only exception to this general rule is that detainees who are
representing themselves in their criminal case should be
provided with some access to legal research materials. If a
detainee has appointed or retained legal counsel, no access
to legal materials is required. See United
States v. Chatman, 584 F.2d 1358, 1360 (4th Cir. 1978).
Furthermore, a detainee has a first amendment right to access
to court, but must allege that he or she suffered an actual
injury from the alleged denial of access to court. See
Lewis v. Casey, 518 U.S. 343, 351-53 (1996) (plaintiff
must allege actual injury resulting from allegedly inadequate
jail library in order to state a claim under § 1983);
Michau v. Charleston Cnty., S.C., 434 F.3d 725, 728
(4th Cir. 2006) (inmate must allege and show that he has
suffered an actual injury or specific harm to his litigation
efforts as a result of the defendant's actions);
Magee v. Waters, 810 F.2d at 452 (actual injury
required where complaint was of limited library time). An
actual injury may be shown if the detainee had a court case
dismissed or lost a motion in a case because of his or her
inability to access the court due to a state actor's
wrongdoing. See Strickler v. Waters, 989 F.2d 1375,
1383-85 (4th Cir. 1993).
allegations in Plaintiffs Complaint fail to state plausible
claims because there are no allegations that Plaintiff is not
represented by legal counsel in his criminal case, which
would require more access to legal materials for trial
preparation. Additionally, there are no allegations showing a
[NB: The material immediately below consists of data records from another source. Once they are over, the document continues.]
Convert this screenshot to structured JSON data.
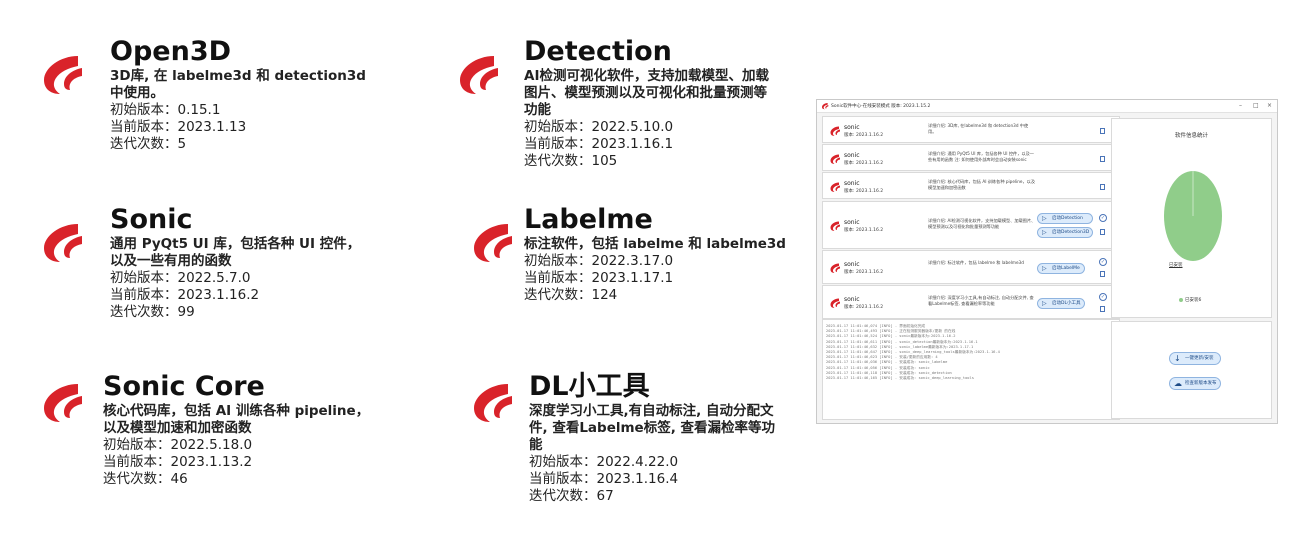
{
  "showcase": [
    {
      "title": "Open3D",
      "desc": "3D库, 在 labelme3d 和 detection3d 中使用。",
      "init_version": "初始版本：0.15.1",
      "current_version": "当前版本：2023.1.13",
      "iterations": "迭代次数：5"
    },
    {
      "title": "Detection",
      "desc": "AI检测可视化软件，支持加载模型、加载图片、模型预测以及可视化和批量预测等功能",
      "init_version": "初始版本：2022.5.10.0",
      "current_version": "当前版本：2023.1.16.1",
      "iterations": "迭代次数：105"
    },
    {
      "title": "Sonic",
      "desc": "通用 PyQt5 UI 库，包括各种 UI 控件，以及一些有用的函数",
      "init_version": "初始版本：2022.5.7.0",
      "current_version": "当前版本：2023.1.16.2",
      "iterations": "迭代次数：99"
    },
    {
      "title": "Labelme",
      "desc": "标注软件，包括 labelme 和 labelme3d",
      "init_version": "初始版本：2022.3.17.0",
      "current_version": "当前版本：2023.1.17.1",
      "iterations": "迭代次数：124"
    },
    {
      "title": "Sonic Core",
      "desc": "核心代码库，包括 AI 训练各种 pipeline，以及模型加速和加密函数",
      "init_version": "初始版本：2022.5.18.0",
      "current_version": "当前版本：2023.1.13.2",
      "iterations": "迭代次数：46"
    },
    {
      "title": "DL小工具",
      "desc": "深度学习小工具,有自动标注, 自动分配文件, 查看Labelme标签, 查看漏检率等功能",
      "init_version": "初始版本：2022.4.22.0",
      "current_version": "当前版本：2023.1.16.4",
      "iterations": "迭代次数：67"
    }
  ],
  "window": {
    "title": "Sonic软件中心-在线安装模式    版本: 2023.1.15.2",
    "controls": [
      "–",
      "□",
      "×"
    ],
    "items": [
      {
        "name": "sonic",
        "version": "版本: 2023.1.16.2",
        "desc": "详细介绍: 3D库, 在labelme3d 和 detection3d 中使用。",
        "buttons": []
      },
      {
        "name": "sonic",
        "version": "版本: 2023.1.16.2",
        "desc": "详细介绍: 通用 PyQt5 UI 库，包括各种 UI 控件，以及一些有用的函数 注: 如何使用外部库时会自动安装sonic",
        "buttons": []
      },
      {
        "name": "sonic",
        "version": "版本: 2023.1.16.2",
        "desc": "详细介绍: 核心代码库，包括 AI 训练各种 pipeline，以及模型加速和加密函数",
        "buttons": []
      },
      {
        "name": "sonic",
        "version": "版本: 2023.1.16.2",
        "desc": "详细介绍: AI检测可视化软件，支持加载模型、加载图片、模型预测以及可视化和批量预测等功能",
        "buttons": [
          "启动Detection",
          "启动Detection3D"
        ]
      },
      {
        "name": "sonic",
        "version": "版本: 2023.1.16.2",
        "desc": "详细介绍: 标注软件，包括 labelme 和 labelme3d",
        "buttons": [
          "启动LabelMe"
        ]
      },
      {
        "name": "sonic",
        "version": "版本: 2023.1.16.2",
        "desc": "详细介绍: 深度学习小工具,有自动标注, 自动分配文件, 查看Labelme标签, 查看漏检率等功能",
        "buttons": [
          "启动DL小工具"
        ]
      }
    ],
    "log": [
      "2023-01-17 11:01:46,074 [INFO] - 界面初始化完成",
      "2023-01-17 11:01:46,493 [INFO] - 正在检测服务器版本/更新 的在线",
      "2023-01-17 11:01:46,524 [INFO] - sonic最新版本为:2023.1.16.2",
      "2023-01-17 11:01:46,611 [INFO] - sonic_detection最新版本为:2023.1.16.1",
      "2023-01-17 11:01:46,632 [INFO] - sonic_labelme最新版本为:2023.1.17.1",
      "2023-01-17 11:01:46,647 [INFO] - sonic_deep_learning_tools最新版本为:2023.1.16.4",
      "2023-01-17 11:01:46,623 [INFO] - 安装/更新的应用数: 4",
      "2023-01-17 11:01:46,036 [INFO] - 安装成功: sonic_labelme",
      "2023-01-17 11:01:46,056 [INFO] - 安装成功: sonic",
      "2023-01-17 11:01:46,118 [INFO] - 安装成功: sonic_detection",
      "2023-01-17 11:01:46,165 [INFO] - 安装成功: sonic_deep_learning_tools"
    ],
    "stats": {
      "title": "软件信息统计",
      "installed_label": "已安装",
      "legend": "已安装6",
      "pie_color": "#90cd8a"
    },
    "actions": {
      "update_all": "一键更新/安装",
      "open_web": "检查新版本发布"
    }
  }
}
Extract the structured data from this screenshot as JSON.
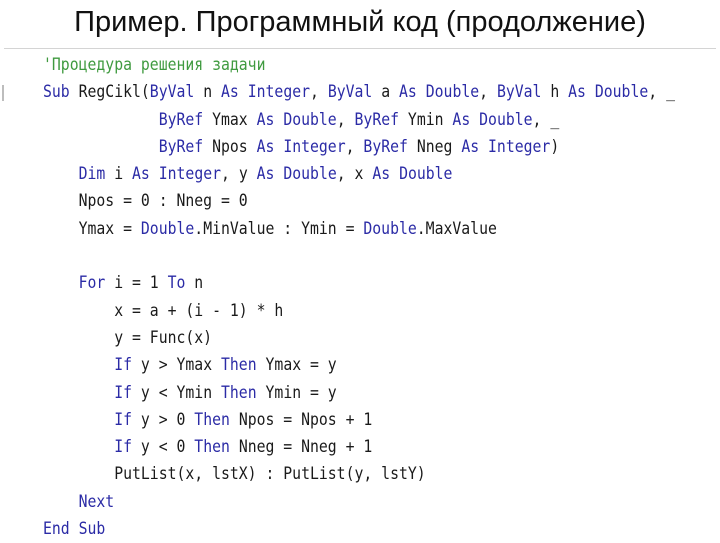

denial of access to court or an actual injury from the
alleged failure of Defendants to provide copies or legal
research. Without allegations of actual injury such as the
dismissal of a case ...